Collectively, U.S. plants can capture about 25 million metric tons per year. For context, in 2017 the U.S. power sector alone emitted 1,744 million metric tons of carbon dioxide, according to the U.S. Energy Information Administration.
But carbon-capture advocates are very bullish, in part because of an energy tax credit, 45Q, that the U.S. passed this year. Under the new credit, projects will get $35 per ton of carbon captured and used for enhanced oil recovery and $50 for carbon captured and stored in geological storage. The previous credits were $10 and $20, respectively.
While proponents of CCS technology said the new credit could make a big difference in the deployment of more projects, a report released this year by power consulting company Wood Mackenzie estimated that projects would need carbon prices of at least $60 to pencil out economically.
The International Energy Agency has said an incentive of less than $40 per ton could support the storage of 450 million metric tons of carbon dioxide per year. The organization calls CCUS (using an acronym that includes “utilization”) a “massive untapped opportunity.”
In the report released on Tuesday, the carbon-capture group said 45Q is a keystone policy for an industry gaining momentum. But the group also pointed to the 43 large-scale CCS facilities in operation, under construction or under development around the world. Other countries are beginning to more earnestly invest in CCS policies, with efforts like the United Kingdom’s CCUS Cost Challenge Task Force and a European Commission innovation fund valued at over €9 billion (over USD $10 billion) to support renewables and CCUS energy demonstration projects.

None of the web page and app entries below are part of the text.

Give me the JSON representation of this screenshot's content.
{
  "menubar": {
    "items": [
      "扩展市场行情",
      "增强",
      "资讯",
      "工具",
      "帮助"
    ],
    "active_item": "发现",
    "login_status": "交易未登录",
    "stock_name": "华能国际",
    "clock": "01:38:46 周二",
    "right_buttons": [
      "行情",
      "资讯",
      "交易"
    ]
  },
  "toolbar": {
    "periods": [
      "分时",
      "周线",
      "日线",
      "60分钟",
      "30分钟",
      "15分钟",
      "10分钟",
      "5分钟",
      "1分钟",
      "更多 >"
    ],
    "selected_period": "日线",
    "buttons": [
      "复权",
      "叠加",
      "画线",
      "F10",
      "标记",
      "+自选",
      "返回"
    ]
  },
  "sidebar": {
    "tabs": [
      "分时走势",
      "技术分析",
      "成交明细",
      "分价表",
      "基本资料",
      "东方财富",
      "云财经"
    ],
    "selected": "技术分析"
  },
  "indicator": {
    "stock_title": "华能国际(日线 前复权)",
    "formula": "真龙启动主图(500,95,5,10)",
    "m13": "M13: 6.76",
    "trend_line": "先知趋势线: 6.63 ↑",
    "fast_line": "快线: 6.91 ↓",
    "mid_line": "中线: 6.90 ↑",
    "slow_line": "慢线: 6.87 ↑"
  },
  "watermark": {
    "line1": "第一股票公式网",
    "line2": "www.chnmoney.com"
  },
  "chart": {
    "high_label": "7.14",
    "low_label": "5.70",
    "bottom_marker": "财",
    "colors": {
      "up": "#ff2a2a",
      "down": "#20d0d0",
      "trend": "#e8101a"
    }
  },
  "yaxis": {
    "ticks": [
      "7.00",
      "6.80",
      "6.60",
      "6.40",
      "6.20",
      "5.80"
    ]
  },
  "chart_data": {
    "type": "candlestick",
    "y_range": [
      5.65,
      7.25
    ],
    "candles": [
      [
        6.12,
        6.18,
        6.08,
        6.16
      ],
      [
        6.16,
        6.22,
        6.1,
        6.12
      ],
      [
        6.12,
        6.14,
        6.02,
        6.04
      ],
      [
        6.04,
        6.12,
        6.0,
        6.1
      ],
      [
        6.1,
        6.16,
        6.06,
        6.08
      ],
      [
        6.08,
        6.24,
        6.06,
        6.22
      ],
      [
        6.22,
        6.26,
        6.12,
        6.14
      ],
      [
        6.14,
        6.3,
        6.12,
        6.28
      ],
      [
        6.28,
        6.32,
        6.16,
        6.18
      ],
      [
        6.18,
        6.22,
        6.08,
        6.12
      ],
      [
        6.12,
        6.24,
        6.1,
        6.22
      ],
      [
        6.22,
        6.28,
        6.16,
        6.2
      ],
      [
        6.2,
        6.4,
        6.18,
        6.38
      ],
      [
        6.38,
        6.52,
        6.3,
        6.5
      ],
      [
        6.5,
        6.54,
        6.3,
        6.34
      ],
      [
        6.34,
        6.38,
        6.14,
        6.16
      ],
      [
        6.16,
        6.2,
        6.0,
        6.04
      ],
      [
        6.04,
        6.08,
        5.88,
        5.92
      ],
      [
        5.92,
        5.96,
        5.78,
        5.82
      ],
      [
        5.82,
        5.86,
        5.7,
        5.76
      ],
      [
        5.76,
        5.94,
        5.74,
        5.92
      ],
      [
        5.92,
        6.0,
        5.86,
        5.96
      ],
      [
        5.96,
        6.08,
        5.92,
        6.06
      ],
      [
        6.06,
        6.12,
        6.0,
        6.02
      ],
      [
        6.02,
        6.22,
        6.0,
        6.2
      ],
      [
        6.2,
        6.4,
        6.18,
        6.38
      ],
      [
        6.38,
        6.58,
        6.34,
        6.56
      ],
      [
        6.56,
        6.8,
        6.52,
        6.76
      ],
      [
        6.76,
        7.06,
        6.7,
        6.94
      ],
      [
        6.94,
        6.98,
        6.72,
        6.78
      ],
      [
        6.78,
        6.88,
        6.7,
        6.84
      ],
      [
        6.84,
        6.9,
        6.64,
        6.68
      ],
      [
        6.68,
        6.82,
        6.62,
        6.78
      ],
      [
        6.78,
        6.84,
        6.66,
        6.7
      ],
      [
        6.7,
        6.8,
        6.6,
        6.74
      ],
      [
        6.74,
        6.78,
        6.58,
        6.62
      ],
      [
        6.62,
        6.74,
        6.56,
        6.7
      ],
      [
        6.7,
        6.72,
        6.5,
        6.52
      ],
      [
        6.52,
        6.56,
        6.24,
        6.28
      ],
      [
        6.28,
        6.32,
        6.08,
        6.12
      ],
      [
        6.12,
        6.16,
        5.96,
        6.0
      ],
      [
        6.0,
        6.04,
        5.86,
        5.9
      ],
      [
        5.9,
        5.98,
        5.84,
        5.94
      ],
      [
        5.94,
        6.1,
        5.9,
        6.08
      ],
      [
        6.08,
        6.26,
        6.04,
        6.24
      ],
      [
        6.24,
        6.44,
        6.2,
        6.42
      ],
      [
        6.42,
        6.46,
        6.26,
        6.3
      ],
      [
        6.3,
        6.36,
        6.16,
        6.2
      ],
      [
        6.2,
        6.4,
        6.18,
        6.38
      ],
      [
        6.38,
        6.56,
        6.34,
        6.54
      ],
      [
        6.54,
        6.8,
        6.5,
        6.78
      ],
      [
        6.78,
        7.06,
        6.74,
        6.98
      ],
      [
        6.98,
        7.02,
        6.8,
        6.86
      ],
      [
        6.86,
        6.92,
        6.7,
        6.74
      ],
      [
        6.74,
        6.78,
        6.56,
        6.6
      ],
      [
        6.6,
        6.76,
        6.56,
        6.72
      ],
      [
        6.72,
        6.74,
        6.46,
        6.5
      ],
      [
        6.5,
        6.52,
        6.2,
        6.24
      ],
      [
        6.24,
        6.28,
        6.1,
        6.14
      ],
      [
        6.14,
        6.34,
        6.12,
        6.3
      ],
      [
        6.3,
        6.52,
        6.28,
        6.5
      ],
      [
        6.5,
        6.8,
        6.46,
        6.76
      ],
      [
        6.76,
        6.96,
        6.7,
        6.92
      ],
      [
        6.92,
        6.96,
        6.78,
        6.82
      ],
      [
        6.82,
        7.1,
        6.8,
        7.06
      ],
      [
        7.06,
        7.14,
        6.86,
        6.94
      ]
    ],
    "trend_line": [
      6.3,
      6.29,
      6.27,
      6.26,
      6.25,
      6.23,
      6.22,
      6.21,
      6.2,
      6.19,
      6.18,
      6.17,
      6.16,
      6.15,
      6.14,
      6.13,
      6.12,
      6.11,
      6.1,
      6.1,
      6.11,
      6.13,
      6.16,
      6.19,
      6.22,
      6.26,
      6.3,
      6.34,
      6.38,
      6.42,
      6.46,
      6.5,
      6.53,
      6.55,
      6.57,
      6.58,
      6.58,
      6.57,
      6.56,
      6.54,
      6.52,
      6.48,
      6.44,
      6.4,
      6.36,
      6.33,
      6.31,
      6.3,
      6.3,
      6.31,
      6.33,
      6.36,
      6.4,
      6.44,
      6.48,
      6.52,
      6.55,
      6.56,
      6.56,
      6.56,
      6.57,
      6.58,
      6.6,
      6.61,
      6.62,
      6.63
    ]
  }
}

Pushing further carbon-capture policies forward, the group argues, is essential, because CCS is needed to meet the goals set out in the Paris Agreement. In an October report on keeping global temperatures below 2 degrees Celsius, the Intergovernmental Panel on Climate Change stated that the world needs carbon capture in order to reach next-zero emissions.
But carbon capture as an industry depends on a continued reliance on fossil fuels, since carbon dioxide is so commonly used in EOR.
Though carbon-capture capacity increased between 2010 and 2019, relatively few projects use geological storage.
Only in Norway have carbon-capture projects mostly used geological storage.
Australia’s Gorgon project could help change that. When fully online, as it’s slated to be in 2019, the project will be the largest geological storage facility in the world.
Source: Greentech Media